Data about app and page elements

··········

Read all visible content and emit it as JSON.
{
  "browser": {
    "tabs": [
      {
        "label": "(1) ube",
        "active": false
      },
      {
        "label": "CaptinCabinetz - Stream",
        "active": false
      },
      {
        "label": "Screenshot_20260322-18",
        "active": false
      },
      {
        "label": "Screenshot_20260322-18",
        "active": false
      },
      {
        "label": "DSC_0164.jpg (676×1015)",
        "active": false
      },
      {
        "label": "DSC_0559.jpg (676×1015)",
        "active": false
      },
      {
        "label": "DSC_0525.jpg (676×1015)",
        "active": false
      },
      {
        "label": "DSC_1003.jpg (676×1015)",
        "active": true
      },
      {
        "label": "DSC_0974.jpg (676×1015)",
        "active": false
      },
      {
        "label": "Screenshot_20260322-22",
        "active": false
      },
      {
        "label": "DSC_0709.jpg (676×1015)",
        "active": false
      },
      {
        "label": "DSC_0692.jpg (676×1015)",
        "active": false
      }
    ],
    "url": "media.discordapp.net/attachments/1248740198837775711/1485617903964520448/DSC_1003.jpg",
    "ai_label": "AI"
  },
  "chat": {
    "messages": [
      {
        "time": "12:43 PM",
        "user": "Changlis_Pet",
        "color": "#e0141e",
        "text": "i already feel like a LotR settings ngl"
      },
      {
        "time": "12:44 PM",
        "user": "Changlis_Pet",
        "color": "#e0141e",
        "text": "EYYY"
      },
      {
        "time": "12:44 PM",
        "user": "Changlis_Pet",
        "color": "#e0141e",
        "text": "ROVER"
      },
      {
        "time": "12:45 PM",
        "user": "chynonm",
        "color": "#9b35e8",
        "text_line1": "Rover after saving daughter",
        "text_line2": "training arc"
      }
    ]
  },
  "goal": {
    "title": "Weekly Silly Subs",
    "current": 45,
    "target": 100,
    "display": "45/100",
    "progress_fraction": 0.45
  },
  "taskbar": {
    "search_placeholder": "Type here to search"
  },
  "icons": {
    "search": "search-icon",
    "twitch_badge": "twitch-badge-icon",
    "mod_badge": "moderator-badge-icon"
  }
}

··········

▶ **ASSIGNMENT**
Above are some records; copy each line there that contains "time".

▶ **SOLUTION TO THIS PROBLEM**
        "time": "12:43 PM",
        "time": "12:44 PM",
        "time": "12:44 PM",
        "time": "12:45 PM",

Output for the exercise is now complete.